Keep in mind that people have developing Dapps for years now, and there are hackathon mentors and judges who have faced similar problems before and can advise you.
Tip #3 — Don’t overlook tokenomics
The current bear market has not been kind to unsustainable token models, particularly those that rely on significant token inflation to fund DeFi yields or play-to-earn rewards.
However, the notion of utility token remains central to the world of Web3, as it enables protocol users to capture some of the network value that they are creating, and to participate in the protocol’s governance.
As a hackathon participant, your first priority is to design a product, not a token. However, if you can assign one team member to work on the protocol economics of your project, do it. This will help to show that you have thought about the actors of the ecosystem that you are creating, and the incentives needed to get each of them to behave the way you want them to.

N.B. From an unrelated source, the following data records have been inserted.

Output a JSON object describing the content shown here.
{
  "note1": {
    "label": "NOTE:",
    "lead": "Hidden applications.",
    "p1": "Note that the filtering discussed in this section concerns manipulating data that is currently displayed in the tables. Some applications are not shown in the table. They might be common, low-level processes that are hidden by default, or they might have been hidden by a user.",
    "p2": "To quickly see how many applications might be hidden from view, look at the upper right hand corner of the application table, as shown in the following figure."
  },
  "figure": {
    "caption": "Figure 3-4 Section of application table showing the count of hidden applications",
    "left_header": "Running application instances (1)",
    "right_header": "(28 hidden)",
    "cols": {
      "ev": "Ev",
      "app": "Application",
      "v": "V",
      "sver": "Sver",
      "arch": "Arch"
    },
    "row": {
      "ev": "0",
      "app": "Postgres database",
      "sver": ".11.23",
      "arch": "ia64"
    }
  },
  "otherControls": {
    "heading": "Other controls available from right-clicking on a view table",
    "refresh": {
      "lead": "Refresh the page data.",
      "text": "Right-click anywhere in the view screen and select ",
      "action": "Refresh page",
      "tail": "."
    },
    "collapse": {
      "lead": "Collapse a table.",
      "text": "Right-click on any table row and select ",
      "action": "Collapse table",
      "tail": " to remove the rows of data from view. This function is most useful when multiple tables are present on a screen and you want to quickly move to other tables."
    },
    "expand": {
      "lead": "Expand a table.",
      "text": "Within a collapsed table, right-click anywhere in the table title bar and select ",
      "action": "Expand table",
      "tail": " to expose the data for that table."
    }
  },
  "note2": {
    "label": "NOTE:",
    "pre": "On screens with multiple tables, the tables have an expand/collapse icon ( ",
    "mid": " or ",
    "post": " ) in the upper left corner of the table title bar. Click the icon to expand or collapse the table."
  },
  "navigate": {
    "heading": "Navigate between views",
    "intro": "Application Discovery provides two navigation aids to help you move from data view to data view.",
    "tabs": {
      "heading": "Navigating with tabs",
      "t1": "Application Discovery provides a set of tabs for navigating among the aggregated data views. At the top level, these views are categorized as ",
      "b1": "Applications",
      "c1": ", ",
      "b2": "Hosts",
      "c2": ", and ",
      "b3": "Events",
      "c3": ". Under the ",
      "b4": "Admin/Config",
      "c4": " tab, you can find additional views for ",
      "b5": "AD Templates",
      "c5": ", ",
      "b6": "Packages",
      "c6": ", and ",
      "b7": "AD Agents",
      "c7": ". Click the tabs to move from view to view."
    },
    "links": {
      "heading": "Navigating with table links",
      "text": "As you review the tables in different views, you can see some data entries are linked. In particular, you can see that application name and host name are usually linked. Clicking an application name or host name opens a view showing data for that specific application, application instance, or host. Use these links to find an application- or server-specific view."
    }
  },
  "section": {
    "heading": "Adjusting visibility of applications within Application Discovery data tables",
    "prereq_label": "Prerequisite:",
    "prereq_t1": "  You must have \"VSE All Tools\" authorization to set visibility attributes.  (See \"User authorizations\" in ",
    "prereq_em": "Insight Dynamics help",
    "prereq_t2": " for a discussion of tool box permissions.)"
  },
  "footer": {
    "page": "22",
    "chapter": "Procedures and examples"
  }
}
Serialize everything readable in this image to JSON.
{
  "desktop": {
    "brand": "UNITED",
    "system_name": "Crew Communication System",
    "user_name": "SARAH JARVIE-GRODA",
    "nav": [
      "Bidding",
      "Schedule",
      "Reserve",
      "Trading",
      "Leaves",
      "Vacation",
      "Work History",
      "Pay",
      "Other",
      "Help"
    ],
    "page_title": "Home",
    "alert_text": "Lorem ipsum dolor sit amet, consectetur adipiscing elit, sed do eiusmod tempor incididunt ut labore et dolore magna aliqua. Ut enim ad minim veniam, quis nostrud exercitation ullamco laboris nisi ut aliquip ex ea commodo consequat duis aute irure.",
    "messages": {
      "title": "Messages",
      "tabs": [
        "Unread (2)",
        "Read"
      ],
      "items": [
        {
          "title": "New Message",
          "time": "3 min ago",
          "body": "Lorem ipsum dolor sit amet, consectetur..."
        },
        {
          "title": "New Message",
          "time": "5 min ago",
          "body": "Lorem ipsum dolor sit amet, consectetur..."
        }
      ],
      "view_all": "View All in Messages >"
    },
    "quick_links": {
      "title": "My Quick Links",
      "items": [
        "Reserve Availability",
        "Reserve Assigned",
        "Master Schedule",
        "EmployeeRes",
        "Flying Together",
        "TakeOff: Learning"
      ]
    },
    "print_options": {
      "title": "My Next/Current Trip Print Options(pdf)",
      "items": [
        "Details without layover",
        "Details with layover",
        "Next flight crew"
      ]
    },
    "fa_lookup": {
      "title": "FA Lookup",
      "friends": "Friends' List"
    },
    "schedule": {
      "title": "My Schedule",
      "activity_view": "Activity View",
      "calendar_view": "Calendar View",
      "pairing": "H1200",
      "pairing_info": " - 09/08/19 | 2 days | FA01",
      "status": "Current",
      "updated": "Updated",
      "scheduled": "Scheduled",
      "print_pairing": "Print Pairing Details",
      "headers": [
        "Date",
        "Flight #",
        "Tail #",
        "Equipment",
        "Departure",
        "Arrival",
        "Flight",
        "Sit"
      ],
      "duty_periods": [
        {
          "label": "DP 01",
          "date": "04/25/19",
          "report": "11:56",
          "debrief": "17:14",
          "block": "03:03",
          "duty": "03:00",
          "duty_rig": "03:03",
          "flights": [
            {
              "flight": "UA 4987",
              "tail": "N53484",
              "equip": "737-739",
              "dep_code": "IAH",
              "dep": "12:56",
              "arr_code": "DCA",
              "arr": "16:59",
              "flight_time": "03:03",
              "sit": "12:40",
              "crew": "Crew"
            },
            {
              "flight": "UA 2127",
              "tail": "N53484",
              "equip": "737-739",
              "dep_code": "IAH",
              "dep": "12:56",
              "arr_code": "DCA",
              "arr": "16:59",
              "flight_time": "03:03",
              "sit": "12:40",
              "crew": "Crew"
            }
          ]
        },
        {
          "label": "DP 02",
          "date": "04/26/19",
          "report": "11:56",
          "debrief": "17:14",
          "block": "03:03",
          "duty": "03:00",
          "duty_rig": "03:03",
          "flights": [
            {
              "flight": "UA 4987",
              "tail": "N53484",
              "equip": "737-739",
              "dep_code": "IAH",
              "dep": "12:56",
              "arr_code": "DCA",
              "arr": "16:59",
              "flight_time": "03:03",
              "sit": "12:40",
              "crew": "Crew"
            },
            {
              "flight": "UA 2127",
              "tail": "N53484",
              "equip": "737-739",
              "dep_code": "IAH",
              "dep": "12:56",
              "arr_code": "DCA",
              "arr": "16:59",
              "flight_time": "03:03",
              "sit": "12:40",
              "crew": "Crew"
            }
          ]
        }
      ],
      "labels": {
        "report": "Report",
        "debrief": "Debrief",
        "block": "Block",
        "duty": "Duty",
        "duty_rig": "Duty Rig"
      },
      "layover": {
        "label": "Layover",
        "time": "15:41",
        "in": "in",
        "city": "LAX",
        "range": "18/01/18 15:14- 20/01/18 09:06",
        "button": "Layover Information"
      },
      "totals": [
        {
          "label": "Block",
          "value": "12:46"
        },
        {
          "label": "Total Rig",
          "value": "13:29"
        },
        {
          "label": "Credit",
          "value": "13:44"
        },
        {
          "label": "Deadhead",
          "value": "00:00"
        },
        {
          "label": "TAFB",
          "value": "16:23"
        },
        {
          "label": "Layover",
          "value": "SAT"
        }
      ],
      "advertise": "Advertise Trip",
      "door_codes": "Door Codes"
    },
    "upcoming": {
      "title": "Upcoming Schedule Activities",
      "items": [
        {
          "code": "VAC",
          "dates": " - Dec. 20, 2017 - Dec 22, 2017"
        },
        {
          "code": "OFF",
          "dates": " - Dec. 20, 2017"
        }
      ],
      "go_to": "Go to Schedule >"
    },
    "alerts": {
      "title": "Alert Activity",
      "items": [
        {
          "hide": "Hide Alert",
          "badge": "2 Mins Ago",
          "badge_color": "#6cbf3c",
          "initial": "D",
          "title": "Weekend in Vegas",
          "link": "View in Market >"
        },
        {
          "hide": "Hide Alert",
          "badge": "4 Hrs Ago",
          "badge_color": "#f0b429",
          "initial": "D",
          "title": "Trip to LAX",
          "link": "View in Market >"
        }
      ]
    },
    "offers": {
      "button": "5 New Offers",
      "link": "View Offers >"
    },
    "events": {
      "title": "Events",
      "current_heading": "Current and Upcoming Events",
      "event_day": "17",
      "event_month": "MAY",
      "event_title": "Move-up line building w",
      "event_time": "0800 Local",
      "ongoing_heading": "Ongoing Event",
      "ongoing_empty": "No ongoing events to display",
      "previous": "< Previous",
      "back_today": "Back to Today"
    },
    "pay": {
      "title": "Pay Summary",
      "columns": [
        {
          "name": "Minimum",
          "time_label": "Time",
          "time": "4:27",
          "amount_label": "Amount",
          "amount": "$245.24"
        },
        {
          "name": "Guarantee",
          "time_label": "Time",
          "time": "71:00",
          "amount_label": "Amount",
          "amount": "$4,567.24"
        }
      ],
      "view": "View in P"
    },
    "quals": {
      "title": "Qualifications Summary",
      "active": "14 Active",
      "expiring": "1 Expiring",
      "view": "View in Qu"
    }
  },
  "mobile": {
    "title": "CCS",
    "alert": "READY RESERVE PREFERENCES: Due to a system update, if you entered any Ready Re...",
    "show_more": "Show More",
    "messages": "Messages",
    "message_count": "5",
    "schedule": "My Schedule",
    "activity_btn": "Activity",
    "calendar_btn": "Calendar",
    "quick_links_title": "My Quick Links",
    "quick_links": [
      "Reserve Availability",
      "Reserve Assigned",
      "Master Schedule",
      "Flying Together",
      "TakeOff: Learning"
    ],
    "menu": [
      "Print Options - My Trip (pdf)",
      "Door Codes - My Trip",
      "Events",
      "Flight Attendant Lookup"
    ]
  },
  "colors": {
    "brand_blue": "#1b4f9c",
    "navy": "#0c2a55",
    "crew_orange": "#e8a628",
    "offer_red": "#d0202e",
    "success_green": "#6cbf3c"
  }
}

On the other hand, half baked token concepts and “magic money” can definitely hurt your credibility, so don’t include those in your final submission if you are not excited by what your team has delivered.
Tip #4 — Design goes a long way
Most hackathon teams prioritize functionality over design. As a hackathon participant, this means that you have an opportunity to differentiate.
Whether you are starting the hackathon with a fully formed team or you are forming your team on the fly, try your best to have a product designer or a graphic designer on your team.
Many hackathon judges are aware that Web3, as an industry, needs to onboard founders who can deliver better user experiences. They appreciate teams who have thought about UX/UI.
Also, keep in mind that the world is mobile nowadays. If you can run your demo on a mobile phone, do it.
Tip #5 — Plan your presentation like a show
Don’t prepare your pitch at the last minute. When you compete in a hackathon, your deliverable is not an idea, it’s a pitch, and particularly the live demo which should be >50% of the time of your pitch.
You should think carefully about the user journey that you want to demo. It should be self explanatory in terms of showing how you are solving the problem or pain point that your product is addressing. Also, it should end on a high, unexpected note (Remember Steve Jobs and his “one more thing”). You want the “wow” factor to be the last thing that judges see and remember.
Keep in mind that demos often fail. You should rehearse your demo, and record the rehearsal so that you can use the video recording if you encounter unexpected errors in front of the judges.